Crucial has just released a 2 GB DDR3-1600 (PC3-12800) memory module. Let’s see what makes the Ballistix Smart Tracer memory module so special.

In most cases, reviewing standard memory modules make no sense anymore, as you won’t see any statistically significant performance difference between them and, even when you do, an increase in memory performance is not necessarily reflected on the overall system performance. This is the main reason we stopped reviewing memory modules. The exception is, of course, if you are an overclocker: in this case you will probably want memory modules that officially support higher clock rates in order to push your system to the limit.

From some time now, manufacturers have being creating “premium” memory modules with activity LEDs or even complete displays where you can write things on for users that can’t stand having plain memory modules in their systems. The Crucial Ballistix Smart Tracer is one of these products.

It is a 2 GB DDR3-1600 (PC3-12800) memory module with 8-8-8-25 timings requiring 1.65 V, with 10 bicolor LEDs on its top edge and eight bicolor LEDs on its bottom edge. Each module is sold with two color options for the LEDs: blue and orange, or red and green. This way you can better match the color of the rest of the lightning system you have on your PC.

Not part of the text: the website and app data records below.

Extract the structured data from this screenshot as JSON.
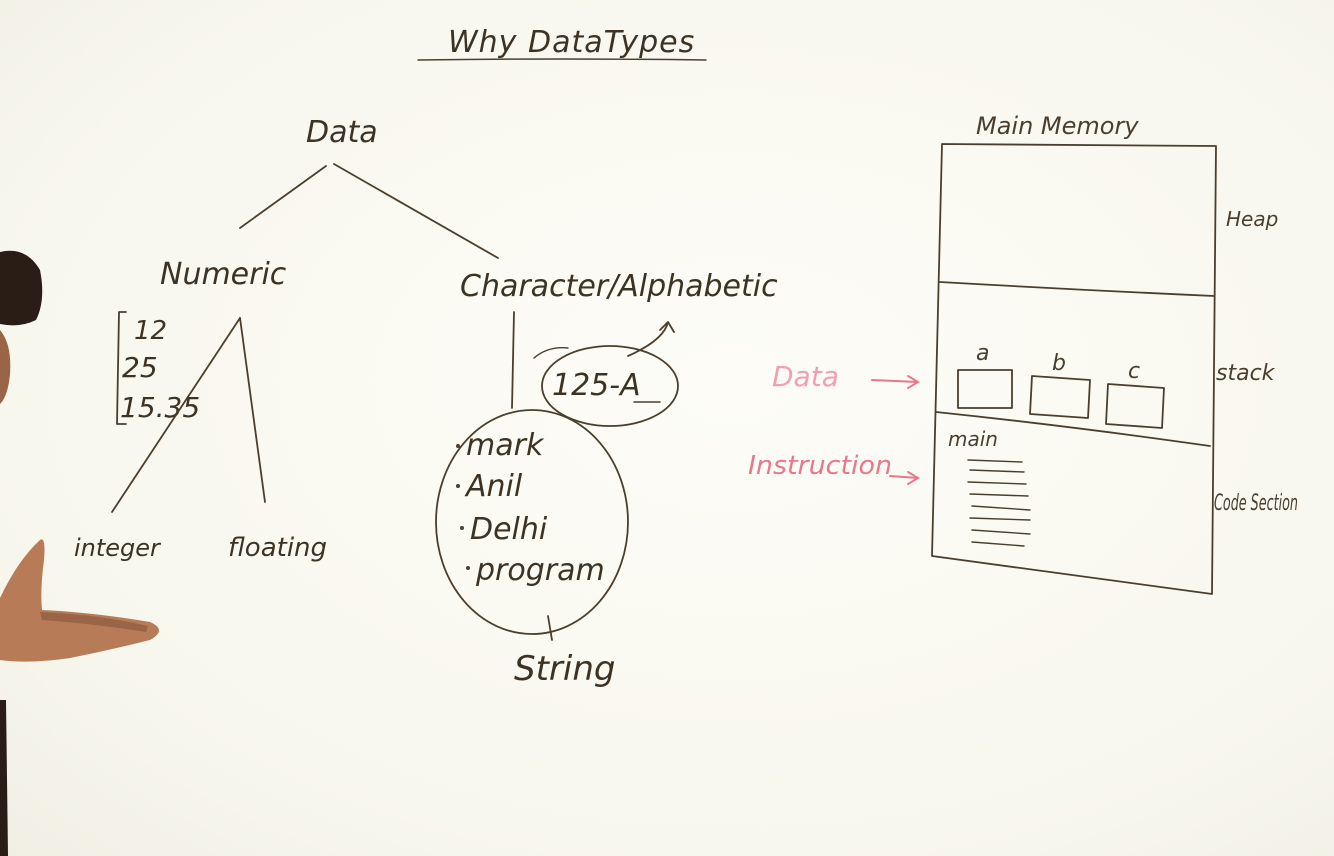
{
  "title": "Why DataTypes",
  "tree": {
    "root": "Data",
    "numeric": {
      "label": "Numeric",
      "examples": [
        "12",
        "25",
        "15.35"
      ],
      "children": [
        "integer",
        "floating"
      ]
    },
    "character": {
      "label": "Character/Alphabetic",
      "code_example": "125-A",
      "string_examples": [
        "mark",
        "Anil",
        "Delhi",
        "program"
      ],
      "string_label": "String"
    }
  },
  "memory": {
    "title": "Main Memory",
    "sections": [
      "Heap",
      "stack",
      "Code Section"
    ],
    "variables": [
      "a",
      "b",
      "c"
    ],
    "function_label": "main",
    "pointers": {
      "data": "Data",
      "instruction": "Instruction"
    }
  },
  "colors": {
    "ink": "#3d3324",
    "marker_red": "#e8788a",
    "pink_label": "#f2a0b0",
    "background": "#fbfaf3"
  },
  "icons": {
    "arrow": "arrow-right-icon",
    "presenter": "presenter-hand"
  }
}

Like competing products, the LEDs can be used to monitor memory activity. What makes the Crucial Ballistix Smart Tracer a different animal is that you can manually configure how and when the LEDs will turn on, through a program called MOD (Memory Overview Display).

In the pictures below, you see the memory modules and their LEDs.

Crucial Ballistix Smart Tracer memoryFigure 1: Crucial Ballistix Smart Tracer memory modules

Crucial Ballistix Smart Tracer memoryFigure 2: Bottom LEDs (there are another four LEDs on the other side of the printed circuit board)

Crucial Ballistix Smart Tracer memoryFigure 3: Top LEDs


Gabriel Torres is a Brazilian best-selling ICT expert, with 24 books published. He started his online career in 1996, when he launched Clube do Hardware, which is one of the oldest and largest websites about technology in Brazil. He created Hardware Secrets in 1999 to expand his knowledge outside his home country.